== Instructions for the task ==
Exact copies of the lines below are the goal; any images in them are dropped.

(Element data from apps and pages)
········

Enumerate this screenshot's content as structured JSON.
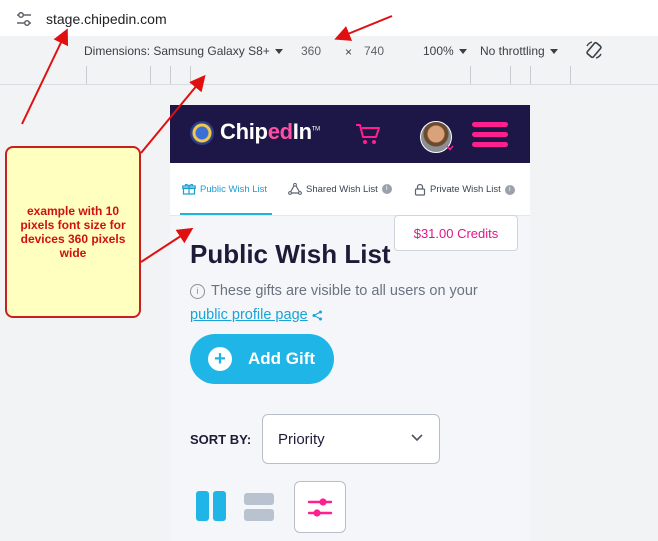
{
  "browser": {
    "url": "stage.chipedin.com"
  },
  "device_toolbar": {
    "dimensions_label": "Dimensions: Samsung Galaxy S8+",
    "width": "360",
    "times": "×",
    "height": "740",
    "zoom": "100%",
    "throttling": "No throttling"
  },
  "app": {
    "logo_chip": "Chip",
    "logo_ed": "ed",
    "logo_in": "In",
    "tabs": [
      {
        "label": "Public Wish List",
        "active": true
      },
      {
        "label": "Shared Wish List",
        "badge": "i"
      },
      {
        "label": "Private Wish List",
        "badge": "i"
      }
    ],
    "credits": "$31.00 Credits",
    "title": "Public Wish List",
    "info_text": "These gifts are visible to all users on your",
    "profile_link": "public profile page",
    "add_gift": "Add Gift",
    "sort_by": "SORT BY:",
    "sort_value": "Priority"
  },
  "callout": {
    "text": "example with 10 pixels font size for devices 360 pixels wide"
  },
  "colors": {
    "header_bg": "#1c1746",
    "accent_pink": "#ff1f8f",
    "accent_blue": "#1fb5e6",
    "annotation_red": "#e01010"
  }
}
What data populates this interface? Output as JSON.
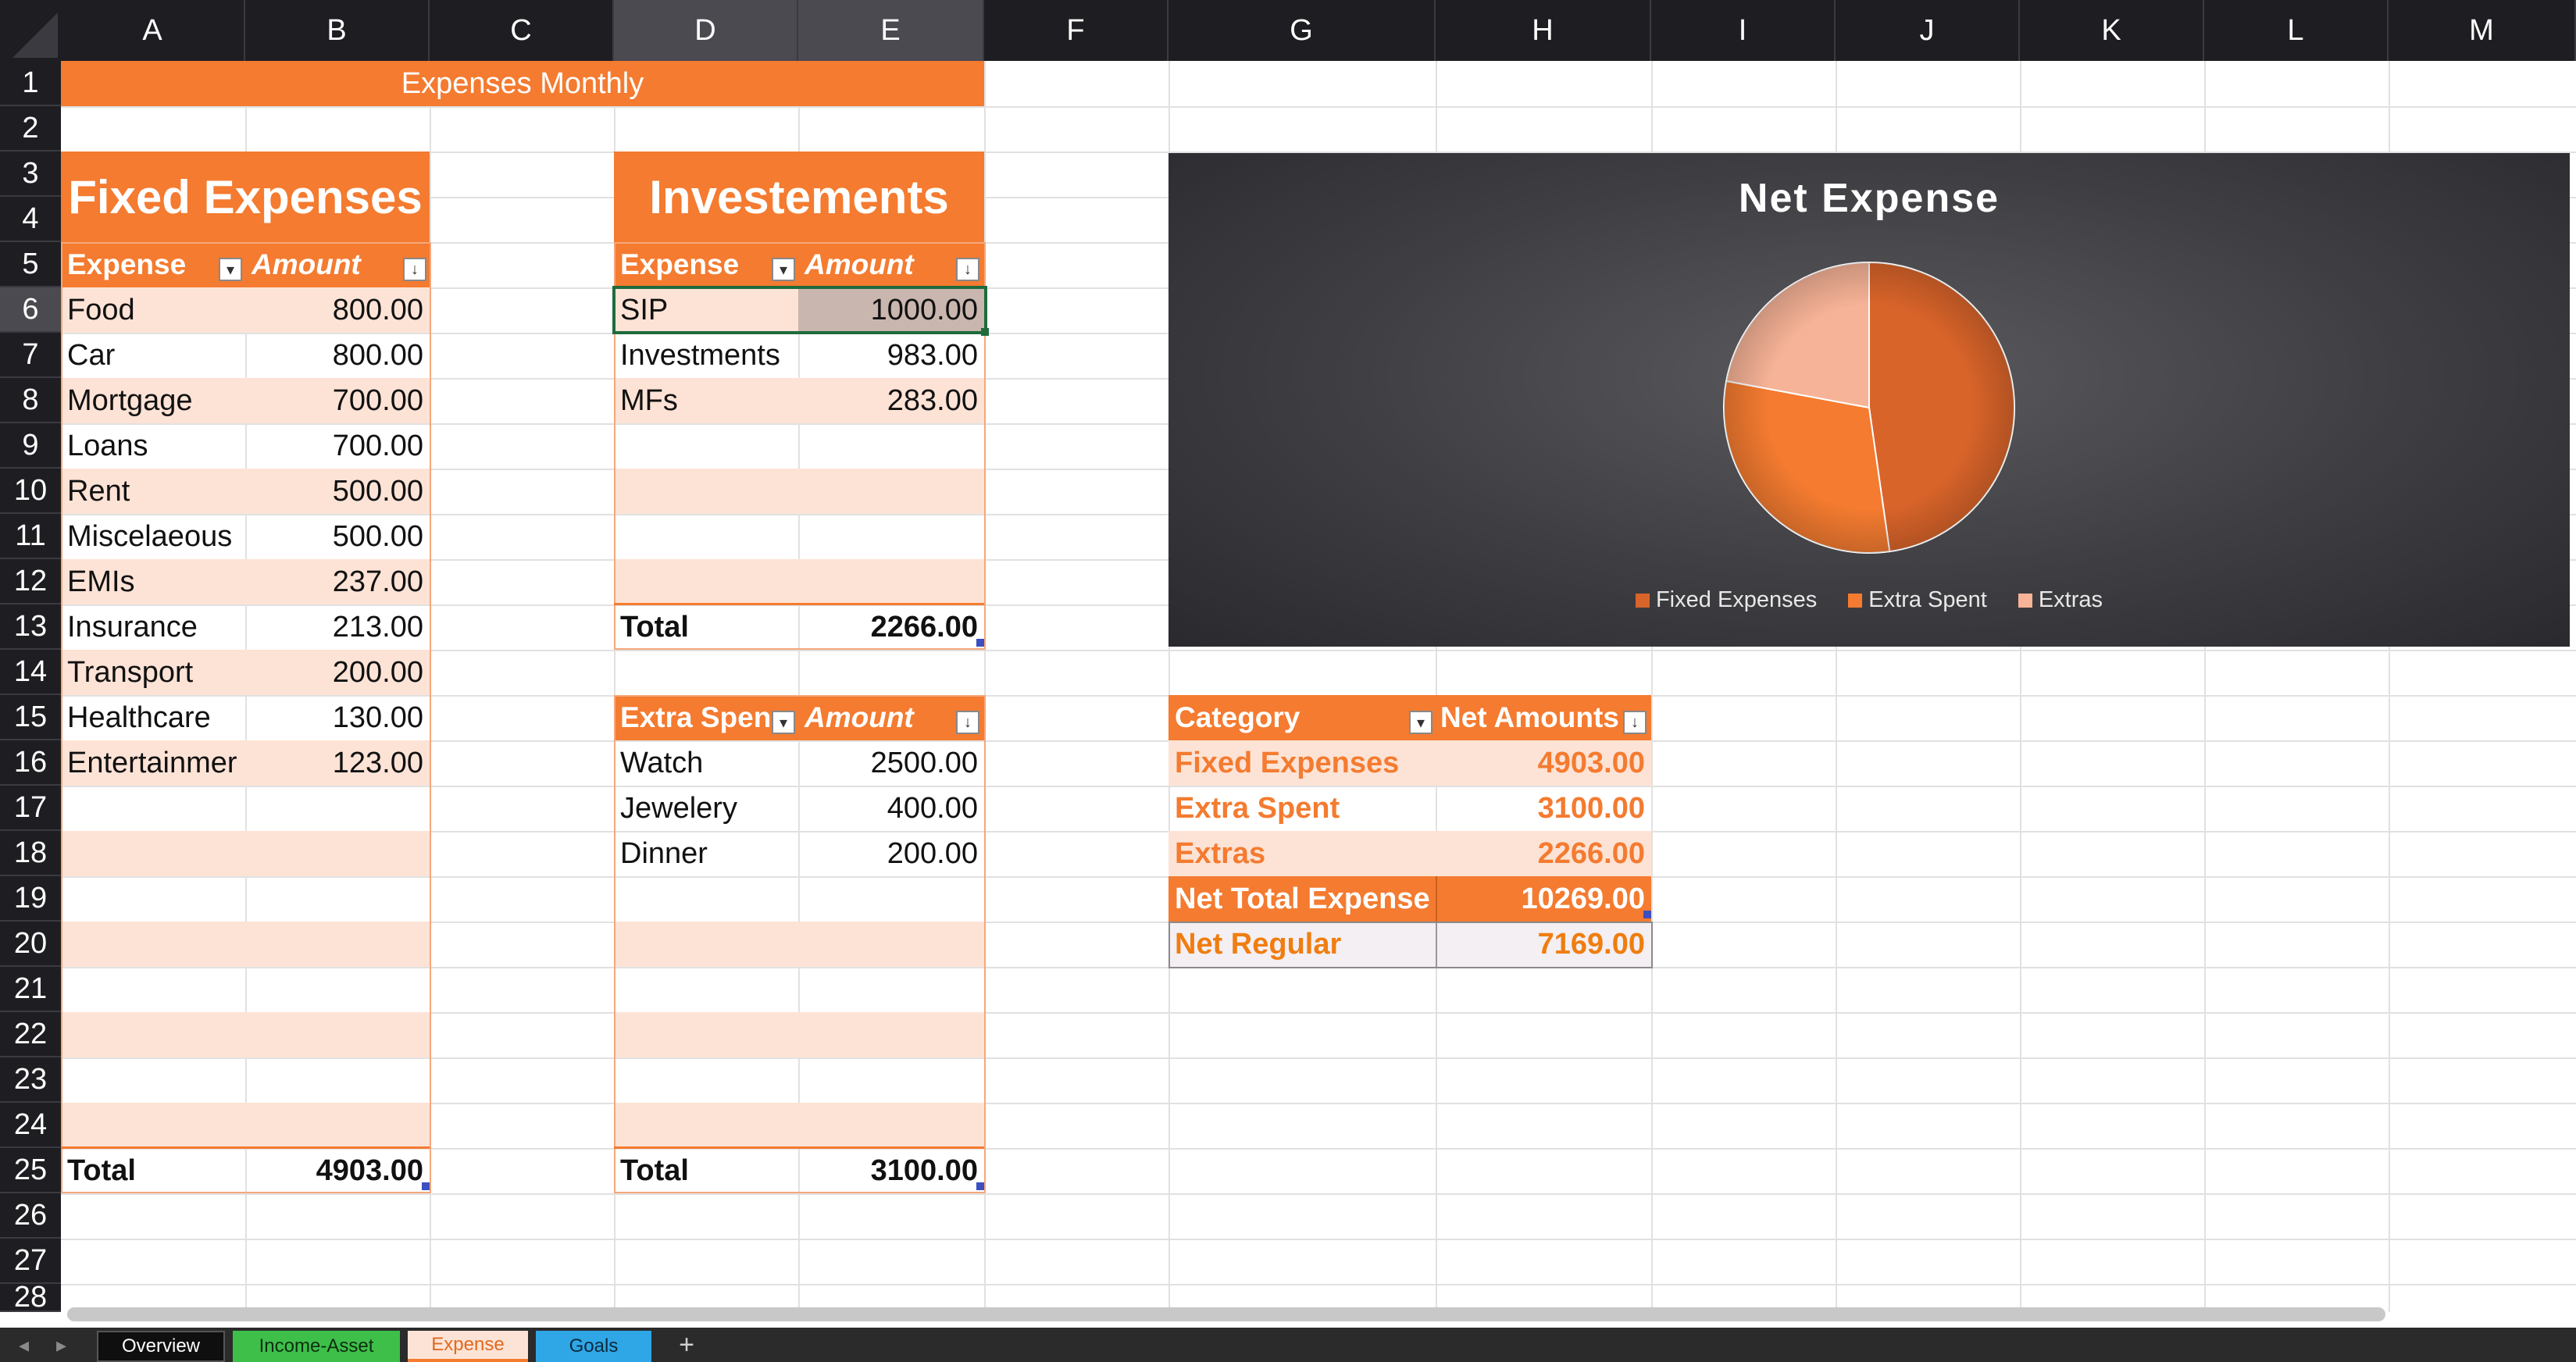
{
  "columns": [
    "A",
    "B",
    "C",
    "D",
    "E",
    "F",
    "G",
    "H",
    "I",
    "J",
    "K",
    "L",
    "M"
  ],
  "rows": [
    "1",
    "2",
    "3",
    "4",
    "5",
    "6",
    "7",
    "8",
    "9",
    "10",
    "11",
    "12",
    "13",
    "14",
    "15",
    "16",
    "17",
    "18",
    "19",
    "20",
    "21",
    "22",
    "23",
    "24",
    "25",
    "26",
    "27",
    "28"
  ],
  "sheet_title": "Expenses Monthly",
  "fixed": {
    "title": "Fixed Expenses",
    "col1": "Expense",
    "col2": "Amount",
    "items": [
      {
        "name": "Food",
        "amount": "800.00"
      },
      {
        "name": "Car",
        "amount": "800.00"
      },
      {
        "name": "Mortgage",
        "amount": "700.00"
      },
      {
        "name": "Loans",
        "amount": "700.00"
      },
      {
        "name": "Rent",
        "amount": "500.00"
      },
      {
        "name": "Miscelaeous",
        "amount": "500.00"
      },
      {
        "name": "EMIs",
        "amount": "237.00"
      },
      {
        "name": "Insurance",
        "amount": "213.00"
      },
      {
        "name": "Transport",
        "amount": "200.00"
      },
      {
        "name": "Healthcare",
        "amount": "130.00"
      },
      {
        "name": "Entertainmer",
        "amount": "123.00"
      }
    ],
    "total_label": "Total",
    "total": "4903.00"
  },
  "invest": {
    "title": "Investements",
    "col1": "Expense",
    "col2": "Amount",
    "items": [
      {
        "name": "SIP",
        "amount": "1000.00"
      },
      {
        "name": "Investments",
        "amount": "983.00"
      },
      {
        "name": "MFs",
        "amount": "283.00"
      }
    ],
    "total_label": "Total",
    "total": "2266.00"
  },
  "extra": {
    "col1": "Extra Spen",
    "col2": "Amount",
    "items": [
      {
        "name": "Watch",
        "amount": "2500.00"
      },
      {
        "name": "Jewelery",
        "amount": "400.00"
      },
      {
        "name": "Dinner",
        "amount": "200.00"
      }
    ],
    "total_label": "Total",
    "total": "3100.00"
  },
  "summary": {
    "col1": "Category",
    "col2": "Net Amounts",
    "rows": [
      {
        "name": "Fixed Expenses",
        "amount": "4903.00"
      },
      {
        "name": "Extra Spent",
        "amount": "3100.00"
      },
      {
        "name": "Extras",
        "amount": "2266.00"
      }
    ],
    "net_total_label": "Net Total Expense",
    "net_total": "10269.00",
    "net_regular_label": "Net Regular",
    "net_regular": "7169.00"
  },
  "chart_data": {
    "type": "pie",
    "title": "Net Expense",
    "categories": [
      "Fixed Expenses",
      "Extra Spent",
      "Extras"
    ],
    "values": [
      4903,
      3100,
      2266
    ],
    "colors": [
      "#d9642a",
      "#f47b30",
      "#f7b397"
    ],
    "legend_position": "bottom"
  },
  "tabs": {
    "overview": "Overview",
    "income": "Income-Asset",
    "expense": "Expense",
    "goals": "Goals",
    "add": "+"
  },
  "colors": {
    "accent": "#f47b30",
    "band": "#fde3d6",
    "tab_income": "#3dbf4a",
    "tab_goals": "#2fa6e6"
  }
}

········

== Result ==
Enumerate this screenshot's content as structured JSON.
{
  "browser": {
    "url": "stage.chipedin.com"
  },
  "device_toolbar": {
    "dimensions_label": "Dimensions: Samsung Galaxy S8+",
    "width": "360",
    "times": "×",
    "height": "740",
    "zoom": "100%",
    "throttling": "No throttling"
  },
  "app": {
    "logo_chip": "Chip",
    "logo_ed": "ed",
    "logo_in": "In",
    "tabs": [
      {
        "label": "Public Wish List",
        "active": true
      },
      {
        "label": "Shared Wish List",
        "badge": "i"
      },
      {
        "label": "Private Wish List",
        "badge": "i"
      }
    ],
    "credits": "$31.00 Credits",
    "title": "Public Wish List",
    "info_text": "These gifts are visible to all users on your",
    "profile_link": "public profile page",
    "add_gift": "Add Gift",
    "sort_by": "SORT BY:",
    "sort_value": "Priority"
  },
  "callout": {
    "text": "example with 10 pixels font size for devices 360 pixels wide"
  },
  "colors": {
    "header_bg": "#1c1746",
    "accent_pink": "#ff1f8f",
    "accent_blue": "#1fb5e6",
    "annotation_red": "#e01010"
  }
}
What data populates this interface? Output as JSON.
{
  "columns": [
    "A",
    "B",
    "C",
    "D",
    "E",
    "F",
    "G",
    "H",
    "I",
    "J",
    "K",
    "L",
    "M"
  ],
  "rows": [
    "1",
    "2",
    "3",
    "4",
    "5",
    "6",
    "7",
    "8",
    "9",
    "10",
    "11",
    "12",
    "13",
    "14",
    "15",
    "16",
    "17",
    "18",
    "19",
    "20",
    "21",
    "22",
    "23",
    "24",
    "25",
    "26",
    "27",
    "28"
  ],
  "sheet_title": "Expenses Monthly",
  "fixed": {
    "title": "Fixed Expenses",
    "col1": "Expense",
    "col2": "Amount",
    "items": [
      {
        "name": "Food",
        "amount": "800.00"
      },
      {
        "name": "Car",
        "amount": "800.00"
      },
      {
        "name": "Mortgage",
        "amount": "700.00"
      },
      {
        "name": "Loans",
        "amount": "700.00"
      },
      {
        "name": "Rent",
        "amount": "500.00"
      },
      {
        "name": "Miscelaeous",
        "amount": "500.00"
      },
      {
        "name": "EMIs",
        "amount": "237.00"
      },
      {
        "name": "Insurance",
        "amount": "213.00"
      },
      {
        "name": "Transport",
        "amount": "200.00"
      },
      {
        "name": "Healthcare",
        "amount": "130.00"
      },
      {
        "name": "Entertainmer",
        "amount": "123.00"
      }
    ],
    "total_label": "Total",
    "total": "4903.00"
  },
  "invest": {
    "title": "Investements",
    "col1": "Expense",
    "col2": "Amount",
    "items": [
      {
        "name": "SIP",
        "amount": "1000.00"
      },
      {
        "name": "Investments",
        "amount": "983.00"
      },
      {
        "name": "MFs",
        "amount": "283.00"
      }
    ],
    "total_label": "Total",
    "total": "2266.00"
  },
  "extra": {
    "col1": "Extra Spen",
    "col2": "Amount",
    "items": [
      {
        "name": "Watch",
        "amount": "2500.00"
      },
      {
        "name": "Jewelery",
        "amount": "400.00"
      },
      {
        "name": "Dinner",
        "amount": "200.00"
      }
    ],
    "total_label": "Total",
    "total": "3100.00"
  },
  "summary": {
    "col1": "Category",
    "col2": "Net Amounts",
    "rows": [
      {
        "name": "Fixed Expenses",
        "amount": "4903.00"
      },
      {
        "name": "Extra Spent",
        "amount": "3100.00"
      },
      {
        "name": "Extras",
        "amount": "2266.00"
      }
    ],
    "net_total_label": "Net Total Expense",
    "net_total": "10269.00",
    "net_regular_label": "Net Regular",
    "net_regular": "7169.00"
  },
  "chart_data": {
    "type": "pie",
    "title": "Net Expense",
    "categories": [
      "Fixed Expenses",
      "Extra Spent",
      "Extras"
    ],
    "values": [
      4903,
      3100,
      2266
    ],
    "colors": [
      "#d9642a",
      "#f47b30",
      "#f7b397"
    ],
    "legend_position": "bottom"
  },
  "tabs": {
    "overview": "Overview",
    "income": "Income-Asset",
    "expense": "Expense",
    "goals": "Goals",
    "add": "+"
  },
  "colors": {
    "accent": "#f47b30",
    "band": "#fde3d6",
    "tab_income": "#3dbf4a",
    "tab_goals": "#2fa6e6"
  }
}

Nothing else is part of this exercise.